> **Task statement**: Tell how many lines in the data below include the word "clips". The answer is the number only.

(Dataset rows for apps and sites)
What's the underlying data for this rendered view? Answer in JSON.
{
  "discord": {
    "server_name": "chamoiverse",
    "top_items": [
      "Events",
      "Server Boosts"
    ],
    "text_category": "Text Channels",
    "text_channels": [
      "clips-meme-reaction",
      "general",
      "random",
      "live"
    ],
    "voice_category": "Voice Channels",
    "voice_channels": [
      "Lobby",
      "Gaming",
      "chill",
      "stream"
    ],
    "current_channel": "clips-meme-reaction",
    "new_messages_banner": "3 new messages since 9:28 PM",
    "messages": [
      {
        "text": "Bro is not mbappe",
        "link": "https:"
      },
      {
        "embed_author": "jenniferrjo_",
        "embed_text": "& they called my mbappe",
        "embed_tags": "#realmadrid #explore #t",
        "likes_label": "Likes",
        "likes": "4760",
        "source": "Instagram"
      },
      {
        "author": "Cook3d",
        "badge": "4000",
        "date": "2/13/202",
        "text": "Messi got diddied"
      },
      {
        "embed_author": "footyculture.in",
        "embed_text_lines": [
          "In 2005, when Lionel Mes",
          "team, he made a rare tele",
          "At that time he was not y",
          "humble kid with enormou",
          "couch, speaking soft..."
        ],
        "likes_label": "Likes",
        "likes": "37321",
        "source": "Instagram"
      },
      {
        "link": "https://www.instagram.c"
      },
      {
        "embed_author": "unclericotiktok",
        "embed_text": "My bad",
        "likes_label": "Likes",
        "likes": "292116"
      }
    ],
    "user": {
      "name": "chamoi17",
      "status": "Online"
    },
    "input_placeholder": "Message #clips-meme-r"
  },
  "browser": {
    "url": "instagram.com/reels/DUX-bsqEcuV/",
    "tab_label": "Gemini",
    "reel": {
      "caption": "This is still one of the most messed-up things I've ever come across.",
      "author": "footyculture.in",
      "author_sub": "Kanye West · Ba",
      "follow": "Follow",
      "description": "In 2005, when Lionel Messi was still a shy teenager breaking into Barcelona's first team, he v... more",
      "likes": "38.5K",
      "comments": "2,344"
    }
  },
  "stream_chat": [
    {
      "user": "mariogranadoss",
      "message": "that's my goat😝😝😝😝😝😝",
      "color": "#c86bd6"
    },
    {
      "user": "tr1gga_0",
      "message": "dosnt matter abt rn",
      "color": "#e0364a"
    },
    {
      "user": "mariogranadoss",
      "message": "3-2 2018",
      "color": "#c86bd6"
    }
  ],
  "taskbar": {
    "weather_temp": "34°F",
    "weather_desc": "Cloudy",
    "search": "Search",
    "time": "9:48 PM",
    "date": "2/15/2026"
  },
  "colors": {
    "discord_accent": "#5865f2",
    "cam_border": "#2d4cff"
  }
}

> **Exercise result**: 3